Every time I read something like that, I have a near identical comment in mind:

You assume that the girls/women are altered by Disney/whomever. Stop to consider the far more likely explanation that money-makers simply happen to know what women like—and have done the complete opposite: Altered the message to fit the women.

In order to save some time in the future, I have written this post instead, for easy linking. (If you have found this page over such a link, please bear in mind that a one-size-fits-all is rarely a perfect fit: Apply the principles, not the details, to the post in question.)

Disclaimer: I do not claim that this is necessarily a one-way street, but fully acknowledge, e.g., that Disney can affect the girls.

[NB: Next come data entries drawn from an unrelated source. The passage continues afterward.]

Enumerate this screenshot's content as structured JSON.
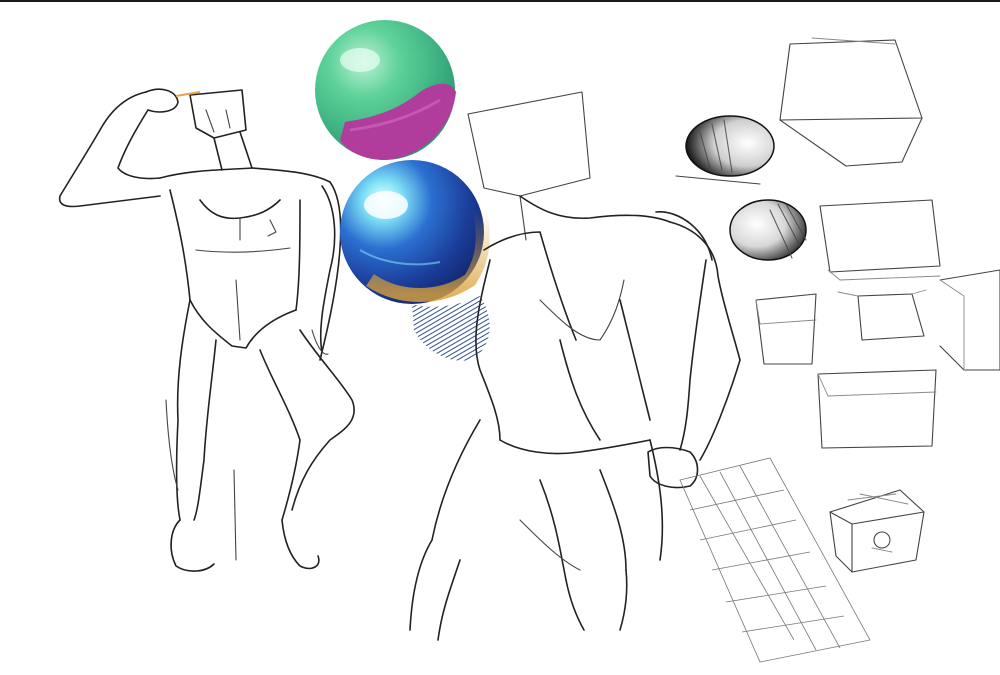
{
  "canvas": {
    "background": "#ffffff",
    "ink_color": "#222222"
  },
  "palette": {
    "green_sphere": "#3fbf8a",
    "magenta_band": "#b03c9c",
    "blue_sphere": "#1f4fae",
    "highlight_cyan": "#bff4ff",
    "gold_rim": "#d9a23a",
    "navy_shadow": "#1c3b86"
  },
  "icons": {
    "green-magenta-sphere": "painted-sphere",
    "blue-sphere": "painted-sphere",
    "cast-shadow": "hatched-shadow",
    "ink-sphere-top": "hatched-sphere",
    "ink-sphere-bottom": "hatched-sphere",
    "perspective-grid": "grid-plane",
    "perspective-boxes": "box-studies",
    "figure-flexing": "figure-sketch",
    "figure-back": "figure-sketch"
  }
}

My point is rather that the opposite, by Occam’s Razor, should be the default assumption, that the burden of proof is on those blaming Disney, and that, even to the degree that a two-way street is present, the effect of the girls on Disney is likely to be the considerably stronger.

Written by michaeleriksson

July 16, 2010 at 1:03 am